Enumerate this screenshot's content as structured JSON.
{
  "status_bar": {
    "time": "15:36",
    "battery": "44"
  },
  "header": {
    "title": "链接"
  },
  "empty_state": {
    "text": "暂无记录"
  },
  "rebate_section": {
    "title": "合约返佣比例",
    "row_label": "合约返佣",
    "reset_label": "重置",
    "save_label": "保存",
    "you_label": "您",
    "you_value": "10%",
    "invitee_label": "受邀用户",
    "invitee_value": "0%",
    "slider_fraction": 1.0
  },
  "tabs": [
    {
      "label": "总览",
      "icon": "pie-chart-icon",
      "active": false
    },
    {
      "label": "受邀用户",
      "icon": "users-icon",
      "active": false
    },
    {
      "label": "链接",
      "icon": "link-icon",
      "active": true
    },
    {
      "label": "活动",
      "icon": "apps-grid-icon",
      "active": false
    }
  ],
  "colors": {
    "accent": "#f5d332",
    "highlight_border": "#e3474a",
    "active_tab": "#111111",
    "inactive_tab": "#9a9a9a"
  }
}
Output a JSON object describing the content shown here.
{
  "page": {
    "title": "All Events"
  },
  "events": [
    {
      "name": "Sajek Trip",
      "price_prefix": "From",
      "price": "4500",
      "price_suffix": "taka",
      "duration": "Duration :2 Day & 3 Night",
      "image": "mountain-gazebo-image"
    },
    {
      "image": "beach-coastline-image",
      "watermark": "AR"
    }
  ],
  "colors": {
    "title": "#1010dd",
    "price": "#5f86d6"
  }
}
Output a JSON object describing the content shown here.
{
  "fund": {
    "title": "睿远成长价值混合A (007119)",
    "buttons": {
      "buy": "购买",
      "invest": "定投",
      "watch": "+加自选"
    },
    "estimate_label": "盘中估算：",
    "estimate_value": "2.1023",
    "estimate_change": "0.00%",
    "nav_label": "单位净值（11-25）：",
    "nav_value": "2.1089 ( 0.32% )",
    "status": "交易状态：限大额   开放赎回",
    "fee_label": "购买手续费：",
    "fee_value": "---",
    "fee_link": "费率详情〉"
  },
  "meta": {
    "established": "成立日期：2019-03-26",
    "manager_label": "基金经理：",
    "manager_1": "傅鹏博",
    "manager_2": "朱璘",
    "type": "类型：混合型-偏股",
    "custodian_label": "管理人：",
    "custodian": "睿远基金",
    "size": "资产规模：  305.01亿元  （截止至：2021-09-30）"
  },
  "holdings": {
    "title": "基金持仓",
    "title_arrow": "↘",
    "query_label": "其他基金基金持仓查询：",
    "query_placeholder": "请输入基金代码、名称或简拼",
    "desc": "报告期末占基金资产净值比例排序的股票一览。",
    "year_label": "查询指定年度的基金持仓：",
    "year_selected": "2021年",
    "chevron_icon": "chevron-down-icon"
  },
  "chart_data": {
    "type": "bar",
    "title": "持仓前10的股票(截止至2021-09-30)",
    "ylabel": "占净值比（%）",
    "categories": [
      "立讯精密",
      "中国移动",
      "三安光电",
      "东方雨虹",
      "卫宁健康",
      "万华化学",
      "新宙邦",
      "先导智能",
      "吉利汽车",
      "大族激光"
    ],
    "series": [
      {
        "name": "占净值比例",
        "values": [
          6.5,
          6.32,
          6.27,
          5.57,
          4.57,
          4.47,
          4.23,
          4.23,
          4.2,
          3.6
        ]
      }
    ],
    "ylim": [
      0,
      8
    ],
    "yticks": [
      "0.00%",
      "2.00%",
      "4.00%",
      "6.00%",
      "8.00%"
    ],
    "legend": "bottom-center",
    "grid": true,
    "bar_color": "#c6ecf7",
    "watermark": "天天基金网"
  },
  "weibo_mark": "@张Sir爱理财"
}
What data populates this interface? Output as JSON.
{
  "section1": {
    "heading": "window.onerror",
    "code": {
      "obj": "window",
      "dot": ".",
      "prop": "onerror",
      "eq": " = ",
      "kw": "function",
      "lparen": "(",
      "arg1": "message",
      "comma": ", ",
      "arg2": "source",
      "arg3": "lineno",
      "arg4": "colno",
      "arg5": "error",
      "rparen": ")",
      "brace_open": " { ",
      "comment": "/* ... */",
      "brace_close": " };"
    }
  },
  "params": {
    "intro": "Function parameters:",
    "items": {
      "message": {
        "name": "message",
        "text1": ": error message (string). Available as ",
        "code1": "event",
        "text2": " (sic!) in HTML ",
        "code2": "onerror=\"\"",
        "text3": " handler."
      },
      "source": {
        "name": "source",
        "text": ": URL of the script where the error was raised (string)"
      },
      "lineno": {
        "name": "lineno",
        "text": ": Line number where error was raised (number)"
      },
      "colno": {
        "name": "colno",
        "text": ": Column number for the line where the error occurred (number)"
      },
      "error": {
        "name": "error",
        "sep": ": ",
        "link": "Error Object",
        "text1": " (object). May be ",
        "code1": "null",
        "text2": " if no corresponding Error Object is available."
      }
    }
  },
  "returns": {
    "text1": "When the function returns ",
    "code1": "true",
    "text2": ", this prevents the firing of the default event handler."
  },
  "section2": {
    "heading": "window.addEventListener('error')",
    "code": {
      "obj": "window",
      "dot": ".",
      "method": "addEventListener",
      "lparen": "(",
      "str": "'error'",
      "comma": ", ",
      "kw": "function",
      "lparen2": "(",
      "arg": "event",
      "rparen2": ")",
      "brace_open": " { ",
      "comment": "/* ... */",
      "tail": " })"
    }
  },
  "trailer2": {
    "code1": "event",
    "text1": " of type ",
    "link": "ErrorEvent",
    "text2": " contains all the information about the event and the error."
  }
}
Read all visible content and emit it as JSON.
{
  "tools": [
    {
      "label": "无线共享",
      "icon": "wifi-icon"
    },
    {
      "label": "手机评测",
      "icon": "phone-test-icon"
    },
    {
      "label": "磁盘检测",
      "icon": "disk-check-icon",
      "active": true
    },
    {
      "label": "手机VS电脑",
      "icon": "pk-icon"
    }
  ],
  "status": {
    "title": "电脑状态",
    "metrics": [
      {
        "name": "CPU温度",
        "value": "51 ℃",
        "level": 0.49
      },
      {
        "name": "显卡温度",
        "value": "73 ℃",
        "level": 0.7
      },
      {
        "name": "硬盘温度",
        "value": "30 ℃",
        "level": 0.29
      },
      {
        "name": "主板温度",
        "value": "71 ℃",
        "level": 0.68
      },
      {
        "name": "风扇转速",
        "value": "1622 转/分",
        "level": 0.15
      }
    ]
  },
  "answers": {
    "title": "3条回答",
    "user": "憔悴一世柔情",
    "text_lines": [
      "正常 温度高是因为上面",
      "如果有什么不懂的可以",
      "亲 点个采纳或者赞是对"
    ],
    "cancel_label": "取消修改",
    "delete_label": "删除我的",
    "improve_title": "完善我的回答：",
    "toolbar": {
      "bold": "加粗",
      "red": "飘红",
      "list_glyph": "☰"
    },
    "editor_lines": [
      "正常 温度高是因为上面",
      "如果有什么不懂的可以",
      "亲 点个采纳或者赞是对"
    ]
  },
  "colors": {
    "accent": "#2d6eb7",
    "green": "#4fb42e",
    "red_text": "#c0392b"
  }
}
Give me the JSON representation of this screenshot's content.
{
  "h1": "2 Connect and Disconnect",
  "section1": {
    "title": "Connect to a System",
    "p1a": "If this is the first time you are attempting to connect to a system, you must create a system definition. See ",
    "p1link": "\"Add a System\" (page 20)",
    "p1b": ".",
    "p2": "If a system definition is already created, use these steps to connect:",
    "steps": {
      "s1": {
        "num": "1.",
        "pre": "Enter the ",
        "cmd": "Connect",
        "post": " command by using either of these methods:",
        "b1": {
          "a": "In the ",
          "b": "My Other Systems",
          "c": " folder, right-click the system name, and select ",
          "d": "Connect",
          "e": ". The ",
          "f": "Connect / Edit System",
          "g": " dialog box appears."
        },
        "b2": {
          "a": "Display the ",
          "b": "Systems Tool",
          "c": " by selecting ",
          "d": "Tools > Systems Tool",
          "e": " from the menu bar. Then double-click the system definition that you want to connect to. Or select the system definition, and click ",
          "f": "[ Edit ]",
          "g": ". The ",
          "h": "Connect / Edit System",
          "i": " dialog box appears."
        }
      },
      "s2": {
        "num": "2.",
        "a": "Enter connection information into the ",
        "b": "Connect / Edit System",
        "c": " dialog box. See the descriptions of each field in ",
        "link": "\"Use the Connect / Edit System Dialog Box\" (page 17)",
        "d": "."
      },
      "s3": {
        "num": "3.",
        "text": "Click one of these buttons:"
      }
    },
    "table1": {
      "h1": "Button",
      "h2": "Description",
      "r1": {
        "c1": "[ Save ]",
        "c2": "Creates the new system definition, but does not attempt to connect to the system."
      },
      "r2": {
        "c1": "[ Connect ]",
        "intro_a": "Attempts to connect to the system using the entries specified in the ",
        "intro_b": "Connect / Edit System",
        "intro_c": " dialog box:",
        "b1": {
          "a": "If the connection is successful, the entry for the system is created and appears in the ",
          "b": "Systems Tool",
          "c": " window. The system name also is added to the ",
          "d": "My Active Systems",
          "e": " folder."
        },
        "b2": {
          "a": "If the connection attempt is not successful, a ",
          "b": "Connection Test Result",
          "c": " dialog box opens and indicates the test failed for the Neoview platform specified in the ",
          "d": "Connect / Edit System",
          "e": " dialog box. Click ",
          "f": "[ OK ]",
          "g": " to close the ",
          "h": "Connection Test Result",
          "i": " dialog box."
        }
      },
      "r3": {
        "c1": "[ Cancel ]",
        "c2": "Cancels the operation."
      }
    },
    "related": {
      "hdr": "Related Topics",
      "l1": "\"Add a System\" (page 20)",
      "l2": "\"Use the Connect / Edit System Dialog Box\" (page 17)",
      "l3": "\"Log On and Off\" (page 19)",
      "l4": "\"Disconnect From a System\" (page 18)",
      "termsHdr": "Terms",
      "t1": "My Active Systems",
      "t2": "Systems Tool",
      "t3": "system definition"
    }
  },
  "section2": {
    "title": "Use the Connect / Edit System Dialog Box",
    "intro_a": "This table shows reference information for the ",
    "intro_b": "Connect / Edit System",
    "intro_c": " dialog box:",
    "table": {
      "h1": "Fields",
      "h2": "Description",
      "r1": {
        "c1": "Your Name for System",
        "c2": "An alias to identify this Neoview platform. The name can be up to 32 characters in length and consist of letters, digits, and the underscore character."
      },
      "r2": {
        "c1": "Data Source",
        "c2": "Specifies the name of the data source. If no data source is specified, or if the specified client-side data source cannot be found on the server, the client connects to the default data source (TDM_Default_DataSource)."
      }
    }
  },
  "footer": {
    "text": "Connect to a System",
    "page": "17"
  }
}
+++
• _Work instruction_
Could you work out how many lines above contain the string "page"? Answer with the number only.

• _Exercise solution_
8